Observational studies suggest this novel approach can slow, stop, and in some cases reverse Alzheimer’s disease progression. ISB is collaborating on research with BHRI to expand our understanding of the causes, effects and treatment of significant impairment of the human brain.

ISB is working to improve the standard of care for Alzheimer’s patients.

multimodal approach



ISB is leading analytics associated with a large consortia for Alzheimer’s disease, such as the Accelerating Medicines Partnership for Alzheimer’s Disease (AMP-AD), an effort funded by both the National Institutes of Health and a precompetitive consortium of pharmaceutical companies devoted to immediate global and free data sharing to advance the research community.  These efforts provide novel drug targets for developing network-informed approaches to Alzheimer’s treatments.

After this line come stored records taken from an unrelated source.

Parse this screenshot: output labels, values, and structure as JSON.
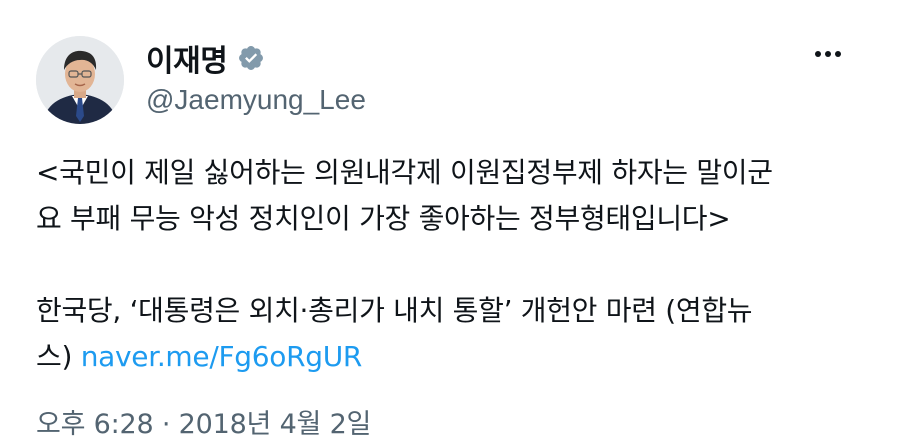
{
  "author": {
    "display_name": "이재명",
    "handle": "@Jaemyung_Lee",
    "verified": true,
    "verified_color": "#829aab"
  },
  "tweet": {
    "line1": "<국민이 제일 싫어하는 의원내각제 이원집정부제 하자는 말이군",
    "line2": "요 부패 무능 악성 정치인이 가장 좋아하는 정부형태입니다>",
    "line3": "한국당, ‘대통령은 외치·총리가 내치 통할’ 개헌안 마련 (연합뉴",
    "line4_prefix": "스) ",
    "link": "naver.me/Fg6oRgUR",
    "link_color": "#1d9bf0"
  },
  "meta": {
    "timestamp": "오후 6:28 · 2018년 4월 2일"
  },
  "icons": {
    "more": "more-horizontal-icon",
    "verified": "verified-badge-icon"
  }
}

ISB and  several collaborators conducted Coaching for Cognition in Alzheimer’s (COCOA), a clinical trial testing how health coaching affects the cognitive function of patients with early-stage Alzheimer’s disease and analyzed longitudinal, multi-omic data to explore transitions in cognitive function over time.


  • Earls, John C., Noa Rappaport, Laura Heath, Tomasz Wilmanski, Andrew T. Magis, Nicholas J. Schork, Gilbert S. Omenn, Jennifer Lovejoy, Leroy Hood, and Nathan D. Price. 2019. “Multi-Omic Biological Age Estimation and Its Correlation With Wellness and Disease Phenotypes: A Longitudinal Study of 3,558 Individuals.” The Journals of Gerontology. Series A, Biological Sciences and Medical Sciences 74 (Supplement_1): S52–60.
  • Chakrabarty P, Li A, Ladd TB, Strickland MR, Koller EJ, Burgess JD, Funk CC, Cruz PE, Allen M, Yaroshenko M, Wang X, Younkin C, Reddy J, Lohrer B, Mehrke L, Moore BD, Liu X, Ceballos-Diaz C, Rosario AM, Medway C, Janus C, Li HD, Dickson DW, Giasson BI, Price ND, Younkin SG, Ertekin-Taner N, Golde TE. 2018. “TLR5 decoy receptor as a novel anti-amyloid therapeutic for Alzheimer’s disease.” Journal of Experimental Medicine.
  • Readhead B, Haure-Mirande JV, Funk CC, Richards MA, Shannon P, Haroutunian V, Sano M, Liang WS, Beckmann ND, Price ND, Reiman EM, Schadt EE, Ehrlich ME, Gandy S, Dudley JT. 2018. “Multiscale Analysis of Independent Alzheimer’s Cohorts Finds Disruption of Molecular, Genetic, and Clinical Networks of Human Herpesvirus.” Neuron.
  • Ament SA, Pearl JR, Cantle JP, Bragg RM, Skene PJ, Coffey SR, Bergey DE, Wheeler VC, MacDonald ME, Baliga NS, Rosinski J, Hood LE, Carroll JB, Price ND. 2018. “Transcriptional regulatory networks underlying gene expression changes in Huntington’s disease.” Molecular Systems Biology.
  • Price, Nathan D., Andrew T. Magis, John C. Earls, Gustavo Glusman, Roie Levy, Christopher Lausted, Daniel T. McDonald, et al. 2017. “A Wellness Study of 108 Individuals Using Personal, Dense, Dynamic Data Clouds.” Nature Biotechnology.
  • Ament SA, Pearl JR, Grindeland A, St Claire J, Earls JC, Kovalenko M, Gillis T, Mysore J, Gusella JF, Lee JM, Kwak S, Howland D, Lee MY, Baxter D, Scherler K, Wang K, Geman D, Carroll JB, MacDonald ME, Carlson G, Wheeler VC, Price ND, Hood LE. 2017. “High resolution time-course mapping of early transcriptomatic, molecular and cellular phenotypes in Huntington’s disease CAG knock-in mice across multiple genetic backgrounds.” Human Microbial Genetics.



We need your help to realize the full potential of multimodal therapy to slow, stop or reverse Alzheimer’s disease. A donation from you will help ensure that this critical research becomes a cornerstone of our brain health platform with the goal of positively impacting the standard of care for Alzheimer’s patients.

For more information, please contact:

Renee Duprel | 206.732.1287 |